Demand excellence in your school! Demand Catholic textbooks!  Insist on Catholic literature! Demand that both your child’s mind and body be considered sacred! Demand that dishonest teachers do not assault your children with educational materials that have no place in a Catholic education. As Familiaris Consortio reminds us, scarcely anything can compensate for our failure to do so.

My husband still hasn’t pulled the trigger on the car he wants to purchase, but we have decided to homeschool our children this year. The amount of time and effort we spent identifying the problems, and then striving to provide realistic solutions to solving the problems, could have been far better spent educating our children ourselves. The high level of hostility towards the Faith that exists in our Catholic schools nationwide is disturbing, despicable and demoralizing.  

What we learned from this past year is to apply the same level of scrutiny to any school we ever consider using for our children as we do to the cars we plan to purchase. Kicking the tires is not enough.
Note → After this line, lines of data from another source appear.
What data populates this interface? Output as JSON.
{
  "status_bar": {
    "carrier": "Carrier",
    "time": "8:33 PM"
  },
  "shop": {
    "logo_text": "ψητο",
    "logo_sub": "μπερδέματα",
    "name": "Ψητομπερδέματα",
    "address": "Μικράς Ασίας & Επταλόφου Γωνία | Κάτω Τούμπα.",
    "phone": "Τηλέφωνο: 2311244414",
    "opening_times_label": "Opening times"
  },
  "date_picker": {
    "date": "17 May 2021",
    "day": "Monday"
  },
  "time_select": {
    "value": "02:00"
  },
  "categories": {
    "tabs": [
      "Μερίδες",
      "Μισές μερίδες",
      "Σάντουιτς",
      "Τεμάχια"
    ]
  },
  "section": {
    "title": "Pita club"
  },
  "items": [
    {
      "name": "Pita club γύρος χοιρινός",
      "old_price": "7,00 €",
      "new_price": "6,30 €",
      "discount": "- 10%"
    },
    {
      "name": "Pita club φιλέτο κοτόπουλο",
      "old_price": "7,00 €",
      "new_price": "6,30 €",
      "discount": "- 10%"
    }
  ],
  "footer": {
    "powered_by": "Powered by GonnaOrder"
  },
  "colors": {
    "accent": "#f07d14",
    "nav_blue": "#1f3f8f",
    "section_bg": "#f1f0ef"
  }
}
Just because a school gleefully exploits the holy name of the Blessed Mother or beloved saint in their title, doesn’t automatically mean it’s producing an education that She or they would endorse.